■ What you are asked to do
Scan the entries below and tally the lines that include "function". Return nothing but the tally.

■ Data excerpts
● ● ● ● ● ● ●

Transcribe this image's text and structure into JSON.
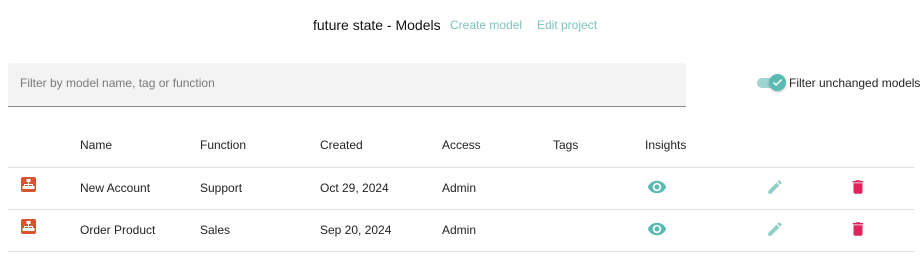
{
  "header": {
    "title": "future state - Models",
    "create_model_link": "Create model",
    "edit_project_link": "Edit project"
  },
  "filter": {
    "placeholder": "Filter by model name, tag or function",
    "value": ""
  },
  "toggle": {
    "label": "Filter unchanged models",
    "checked": true
  },
  "table": {
    "columns": {
      "name": "Name",
      "function": "Function",
      "created": "Created",
      "access": "Access",
      "tags": "Tags",
      "insights": "Insights"
    },
    "rows": [
      {
        "name": "New Account",
        "function": "Support",
        "created": "Oct 29, 2024",
        "access": "Admin",
        "tags": ""
      },
      {
        "name": "Order Product",
        "function": "Sales",
        "created": "Sep 20, 2024",
        "access": "Admin",
        "tags": ""
      }
    ]
  },
  "icons": {
    "model": "org-chart-icon",
    "insights": "eye-icon",
    "edit": "pencil-icon",
    "delete": "trash-icon",
    "toggle": "check-icon"
  },
  "colors": {
    "accent": "#5bbbb2",
    "accent_light": "#9fd4cf",
    "link": "#7cc4bd",
    "model_icon": "#d9532f",
    "delete": "#e0245e"
  }
}
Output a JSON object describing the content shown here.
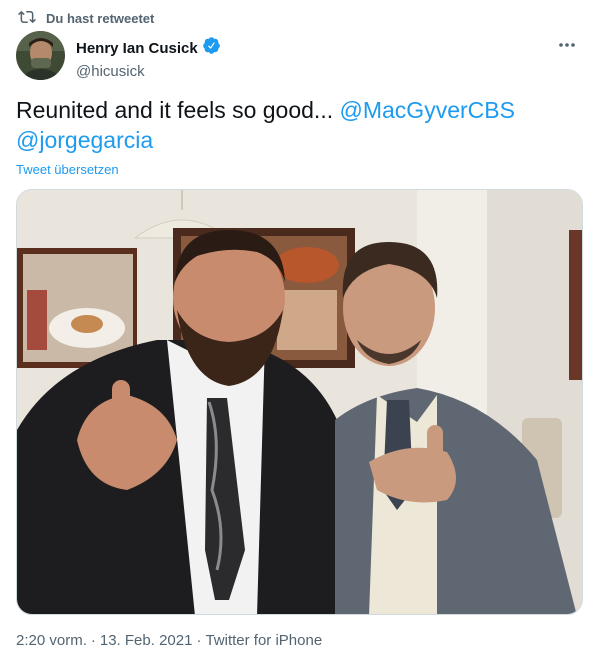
{
  "retweet": {
    "label": "Du hast retweetet",
    "icon": "retweet-icon"
  },
  "author": {
    "display_name": "Henry Ian Cusick",
    "handle": "@hicusick",
    "verified": true,
    "verified_color": "#1d9bf0"
  },
  "tweet": {
    "text_before": "Reunited and it feels so good... ",
    "mention_1": "@MacGyverCBS",
    "mention_2": "@jorgegarcia",
    "translate_label": "Tweet übersetzen"
  },
  "meta": {
    "time": "2:20 vorm.",
    "sep1": "·",
    "date": "13. Feb. 2021",
    "sep2": "·",
    "source": "Twitter for iPhone"
  },
  "colors": {
    "accent": "#1d9bf0",
    "secondary_text": "#536471",
    "text": "#0f1419"
  }
}
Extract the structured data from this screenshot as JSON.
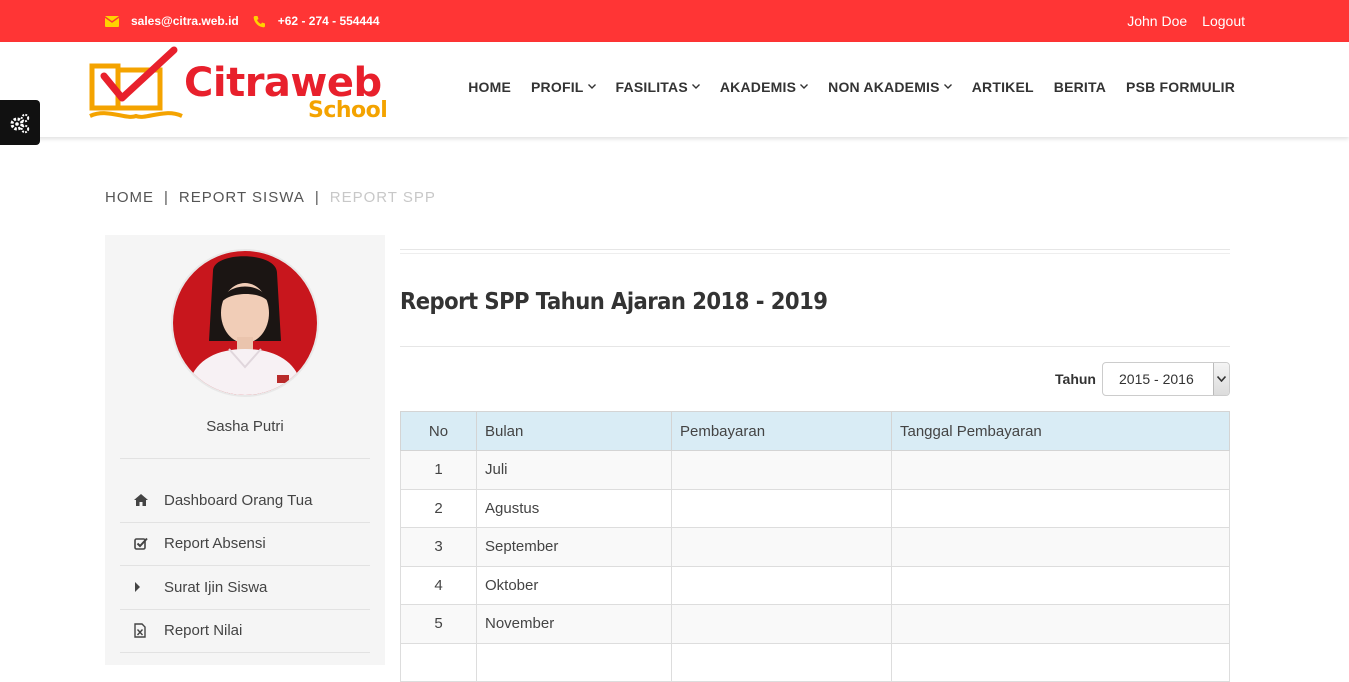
{
  "topbar": {
    "email": "sales@citra.web.id",
    "phone": "+62 - 274 - 554444",
    "user_name": "John Doe",
    "logout_label": "Logout"
  },
  "logo": {
    "brand": "Citraweb",
    "sub": "School"
  },
  "nav": {
    "items": [
      {
        "label": "HOME",
        "dropdown": false
      },
      {
        "label": "PROFIL",
        "dropdown": true
      },
      {
        "label": "FASILITAS",
        "dropdown": true
      },
      {
        "label": "AKADEMIS",
        "dropdown": true
      },
      {
        "label": "NON AKADEMIS",
        "dropdown": true
      },
      {
        "label": "ARTIKEL",
        "dropdown": false
      },
      {
        "label": "BERITA",
        "dropdown": false
      },
      {
        "label": "PSB FORMULIR",
        "dropdown": false
      }
    ]
  },
  "breadcrumb": {
    "items": [
      "HOME",
      "REPORT SISWA",
      "REPORT SPP"
    ],
    "separator": "|"
  },
  "sidebar": {
    "student_name": "Sasha Putri",
    "menu": [
      {
        "label": "Dashboard Orang Tua",
        "icon": "home-icon"
      },
      {
        "label": "Report Absensi",
        "icon": "check-square-icon"
      },
      {
        "label": "Surat Ijin Siswa",
        "icon": "caret-right-icon"
      },
      {
        "label": "Report Nilai",
        "icon": "file-excel-icon"
      }
    ]
  },
  "main": {
    "title": "Report SPP Tahun Ajaran 2018 - 2019",
    "filter_label": "Tahun",
    "year_selected": "2015 - 2016"
  },
  "table": {
    "headers": [
      "No",
      "Bulan",
      "Pembayaran",
      "Tanggal Pembayaran"
    ],
    "rows": [
      {
        "no": "1",
        "bulan": "Juli",
        "pembayaran": "",
        "tanggal": ""
      },
      {
        "no": "2",
        "bulan": "Agustus",
        "pembayaran": "",
        "tanggal": ""
      },
      {
        "no": "3",
        "bulan": "September",
        "pembayaran": "",
        "tanggal": ""
      },
      {
        "no": "4",
        "bulan": "Oktober",
        "pembayaran": "",
        "tanggal": ""
      },
      {
        "no": "5",
        "bulan": "November",
        "pembayaran": "",
        "tanggal": ""
      },
      {
        "no": "",
        "bulan": "",
        "pembayaran": "",
        "tanggal": ""
      }
    ]
  },
  "colors": {
    "topbar": "#ff3535",
    "accent_icon": "#ffd200",
    "table_header": "#d9ecf5",
    "brand_red": "#e8202c",
    "brand_orange": "#f4a300"
  }
}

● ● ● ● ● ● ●

■ Solution for this task
4